Will Matthias deplores what he sees as America’s unhelpful habit of poking its nose in other people’s affairs.
A map showing all the countries that have seen American military action since 1950. (Source: Wikipedia)
Since the end of the Second World War much has changed. Our societies are different, our alliances varied and the influence – economic or otherwise – of global powers has shifted dramatically. Prior to 1941 the United States of America was comfortably sat within its own territories, stroking its constitutional rights. This isolationist foreign policy was practiced in the US since the Declaration of Independence in 1776 for the most part, and though there are several exceptions to this, the official foreign policy remained of an isolationist nature. Ever since they entered the war in 1941 (and following the nuclear bombings in Hiroshima and Nagasaki) the US have declared themselves “police officer of the world.”
Though technically very few wars have actually been declared, with regards to conflict in the wider world, the USA has been at war with somebody or something almost every year since the end of the Second World War. From communism in the East to terrorism in the Middle East, America has always felt a moralistic duty to their comrades to protect them from big bad predators like ideologies that differ from theirs, political systems that don’t include democracy and anyone with funny facial hair.
America’s influence on the globe spreads far and wide; currently its military presence stands as the greatest force on earth.

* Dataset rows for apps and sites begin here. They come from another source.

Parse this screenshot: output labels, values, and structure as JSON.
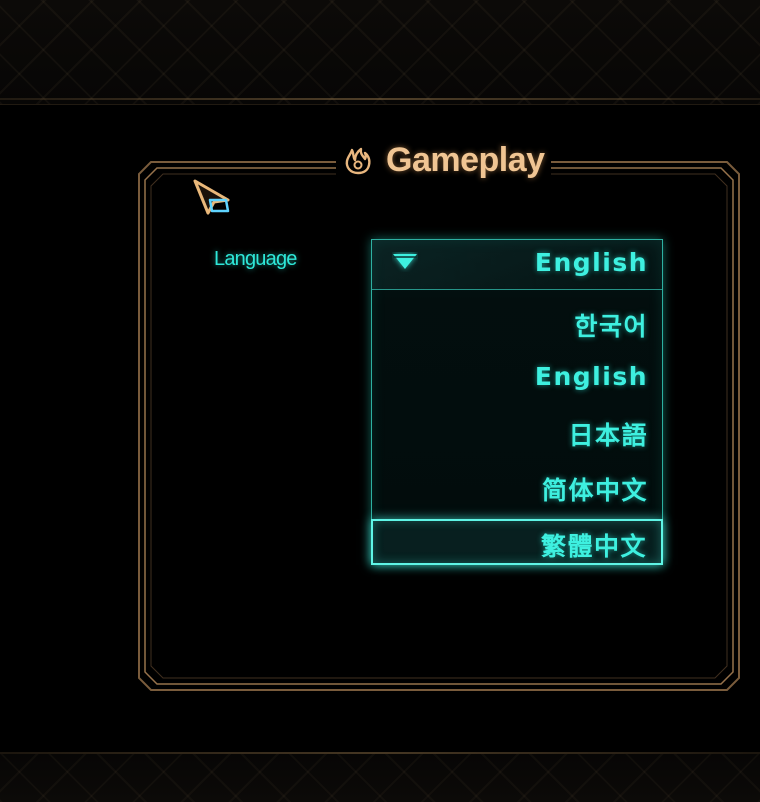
{
  "panel": {
    "title": "Gameplay",
    "title_icon": "flame-icon"
  },
  "settings": {
    "language_label": "Language",
    "language_dropdown": {
      "selected": "English",
      "options": [
        "한국어",
        "English",
        "日本語",
        "简体中文",
        "繁體中文"
      ],
      "highlighted_index": 4
    }
  },
  "colors": {
    "accent_cyan": "#3ef0e0",
    "title_gold": "#f0c593",
    "frame_gold": "#8a6a45",
    "background": "#000000"
  }
}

The US make no secret of their gargantuan $610 billion defence budget, $9 billion more than the total spending of China, Russia, Saudi Arabia, France, the UK, India and Germany! But that doesn’t mean it’s welcome. Though our mighty Police Officer’s heart may be in the right place, the actions of the USA over the last 70 years have left large parts of the world scarred, war torn and economically ruined. Its old Cold War rival, Russia saw its long standing communist rulers toppled by Uncle Sam and the Kool Aid Man. Though this may have been a morally righteous act in the eyes of the west, Russia’s political system has been warped into a twisted, power hungry oligarchy, corrupted (in a literal sense) and by its extreme right policies.
Though comparatively, Mother Russia has suffered lightly at Uncle Sam’s hand. Indeed one only needs look at the Middle East at any point over the last decade to see a recent example of the US’ interference and how it can cripple nations. Terrorist groups in Iran, Iraq, Afghanistan and now Syria have all become a metaphorical thorn in the side of peace. The unnecessary force used by America to spread democracy and topple terrorism in these regions has done nothing but weaken the countries. Even on its own shores, the USA has forked out a whopping $1.7 trillion, and during a time of global economic crisis heavily linked to America’s banks the US must see this ridiculous spending as a waste of their much needed resources.

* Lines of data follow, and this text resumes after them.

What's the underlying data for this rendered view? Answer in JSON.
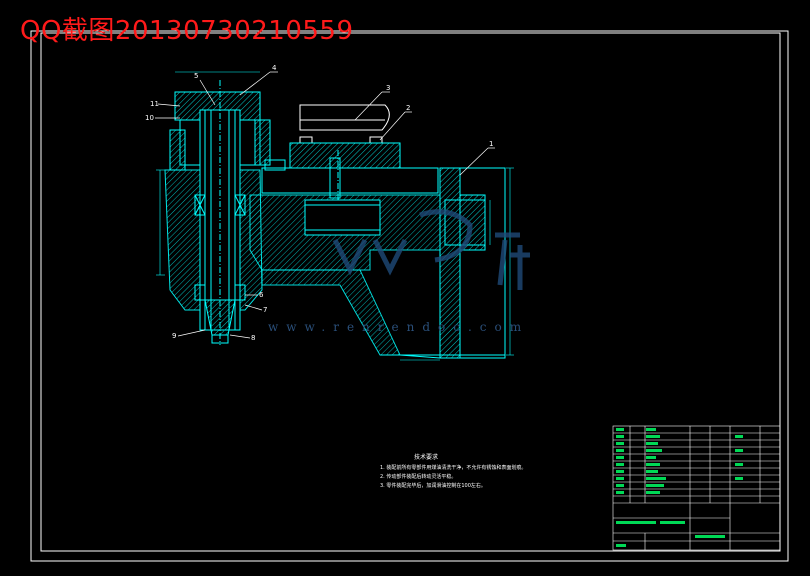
{
  "watermark": "QQ截图20130730210559",
  "part_labels": [
    "1",
    "2",
    "3",
    "4",
    "5",
    "6",
    "7",
    "8",
    "9",
    "10",
    "11"
  ],
  "tech_requirements": {
    "title": "技术要求",
    "notes": [
      "1. 装配前所有零部件用煤油清洗干净，不允许有锈蚀和表面划痕。",
      "2. 传动部件装配后转动灵活平稳。",
      "3. 零件装配完毕后，加润滑油控制在100左右。"
    ]
  },
  "logo": {
    "text": "人人文库",
    "url_text": "www.renrendoc.com"
  },
  "colors": {
    "background": "#000000",
    "frame": "#ffffff",
    "outline": "#00ffff",
    "hatch": "#00cccc",
    "label": "#00ff66",
    "watermark": "#ff1a1a"
  }
}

Since the fall of Saddam Hussein in Iraq, the global audience had prayed for an improvement in Middle Eastern politics and American interference there seems to have produced absolutely no substantially beneficial result; all the Middle East has gained from this intervention is yet more conflict and huge numbers of dead civilians (approximated to be 21,000 in Afghanistan alone). The ongoing conflicts in Afghanistan and the rest of the Middle East however seem to be spiralling out of all control and there is no clear victory for either side.
To put a cherry on the cake of interventionist war the rising threat of an organisation indecisive with names has formed under the USA’s nose. Indeed the unstoppable tide of ISIS/ISIL/IS/Daesh (or whatever name they are by the time you read this) has been allowed to grow so significantly only because of destabilisation caused by the War on Terror. I must stress however, there are many factors affecting this extremely complex issue, but it is my opinion that the USA has the largest role to play in the messy Middle East of today.

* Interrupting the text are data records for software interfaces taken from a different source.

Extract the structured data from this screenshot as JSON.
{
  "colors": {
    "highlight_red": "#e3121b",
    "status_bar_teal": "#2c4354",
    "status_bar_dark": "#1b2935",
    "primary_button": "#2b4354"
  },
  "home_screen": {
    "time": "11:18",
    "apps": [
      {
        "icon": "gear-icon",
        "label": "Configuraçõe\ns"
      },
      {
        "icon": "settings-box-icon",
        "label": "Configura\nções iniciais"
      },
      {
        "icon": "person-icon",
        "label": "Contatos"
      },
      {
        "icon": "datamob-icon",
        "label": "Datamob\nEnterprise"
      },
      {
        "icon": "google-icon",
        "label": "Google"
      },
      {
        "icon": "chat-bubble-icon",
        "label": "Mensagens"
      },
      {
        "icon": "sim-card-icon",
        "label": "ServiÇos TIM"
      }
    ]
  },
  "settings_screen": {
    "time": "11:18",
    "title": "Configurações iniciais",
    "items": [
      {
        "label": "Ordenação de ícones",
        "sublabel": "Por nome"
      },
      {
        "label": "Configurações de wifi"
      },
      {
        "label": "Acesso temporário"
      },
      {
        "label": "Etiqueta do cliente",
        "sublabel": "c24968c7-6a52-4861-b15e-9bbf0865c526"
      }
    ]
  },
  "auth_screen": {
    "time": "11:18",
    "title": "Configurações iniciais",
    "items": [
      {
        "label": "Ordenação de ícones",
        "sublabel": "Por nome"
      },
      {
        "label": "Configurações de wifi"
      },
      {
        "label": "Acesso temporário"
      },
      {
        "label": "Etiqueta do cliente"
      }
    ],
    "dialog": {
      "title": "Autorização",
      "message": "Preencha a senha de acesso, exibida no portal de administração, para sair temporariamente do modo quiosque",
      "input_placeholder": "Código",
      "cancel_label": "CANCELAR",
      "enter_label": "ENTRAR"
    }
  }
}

Of course, the War on Terror is a modern example of America’s interventionism and the evil it can cause. But as history shows, other conflicts have proven more destructive. The Vietnam War saw America plunge itself into a 20 year conflict losing 58,307 soldiers and an estimated $120 billion; the use of napalm and horrific tactics in this war have raised many questions about the morality of this conflict. International relations between the US and certain Asian countries have been permanently damaged by this awful and unjust war.
The USA’s reasons for this war boil down to a fundamental disagreement on ideology, with Northern Vietnamese guerrilla forces fighting to keep communism in power there. The USA and its anti-communist agenda may have failed to contain the Red Revolution in the east, but the brutality of the USA cannot be ignored and the question remains, is this just?
Though the United States has (mostly) good intentions with its interventions the legality and morality of its interventionist conflicts are forever in question. I don’t believe that any one country should use its economic and military power to enforce its beliefs onto other states. The values that the US constitution hold dear such as liberty, and freedom of speech and thought don’t seem to apply to foreigners, who, in this almost tyrannical Sheriff’s view, need to be told how to be free.